Mo., to Pay $30,000 for Failure to Use Lead
Safe Work Practices and Notify Homeowners of
(Lenexa, Kan., Oct. 23, 2013) - Ritchie Enterprises
Inc., a Sullivan, Mo., company doing business
as PuroClean Emergency Restoration Services,
has agreed to pay a $30,000 civil penalty to
settle allegations that it failed to use proper
lead-safe work practices during the restoration
of a home built in 1891 near New Haven, Mo.,
in violation of the Renovation, Repair, and
Painting Rule (RRP).
Federal lead-based paint regulations exempt
emergency repair work in some cases, but Ritchie
Enterprises continued working on the house long
after the emergency had passed without complying
with the RRP Rule.
According to an administrative consent agreement
and final order filed by EPA Region 7 in Lenexa,
Kan., Ritchie Enterprises was legally required
to use proper lead-safe work practices during
the renovation and provide owners and occupants

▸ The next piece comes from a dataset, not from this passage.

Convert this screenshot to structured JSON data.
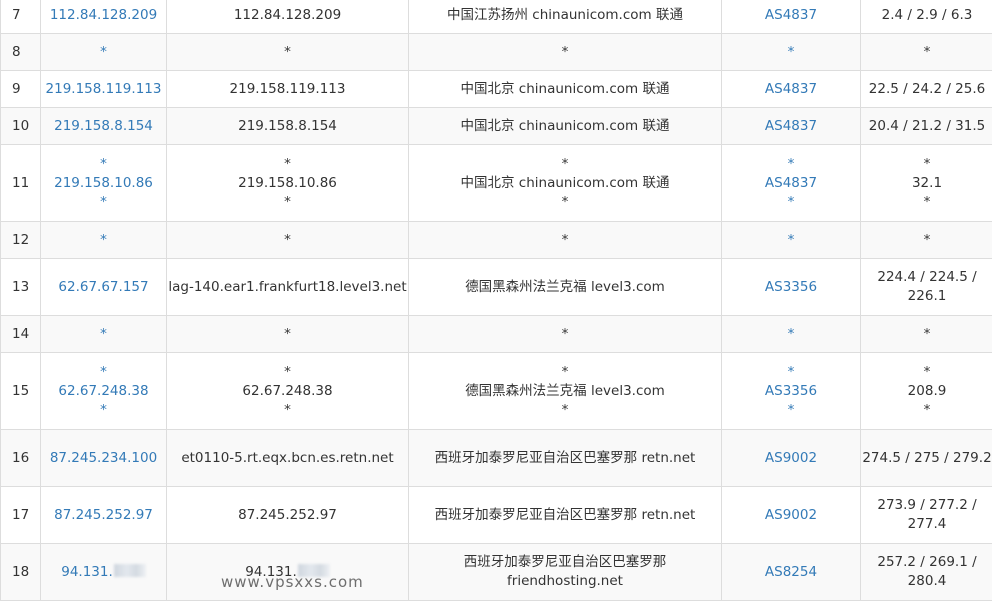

of the properties with an EPA-approved lead
hazard information pamphlet, known as the Renovate
Right pamphlet, before starting renovations
at the properties.
The Renovate Right pamphlet helps homeowners
and tenants understand the risks of lead-based
paint, and how best to minimize these risks
to protect themselves and their families. Ritchie
Enterprises did not provide this pamphlet, nor
did Ritchie Enterprises maintain records of
work practices for this renovation and at least
two other renovations on pre-1978 homes in Mineral
Point and Sullivan, Mo.
A company employee also used a high-speed belt
sander without a HEPA exhaust attachment to
remove lead-based paint. The use of high-speed
machines to remove paint or other surface coatings
is prohibited by regulations unless the machine
is equipped with a HEPA attachment to collect
dust and debris which may contain lead.
EPA became involved in this case a result of
a complaint from the homeowner. The company
was not a certified RRP contractor at the time
of the work.
The RRP Rule requires that contractors that
work on pre-1978 dwellings and child-occupied
facilities are trained and certified to use
lead-safe work practices. This ensures that
common renovation and repair activities like
sanding, cutting and replacing windows minimize
the creation and dispersion of dangerous lead
dust. EPA finalized the RRP Rule in 2008 and
the rule took effect on April 22, 2010.
This enforcement action addresses RRP Rule violations
that could result in harm to human health. Lead
exposure can cause a range of adverse health
effects, from behavioral disorders and learning
disabilities to seizures and death, putting
young children at the greatest risk because
their nervous systems are still developing.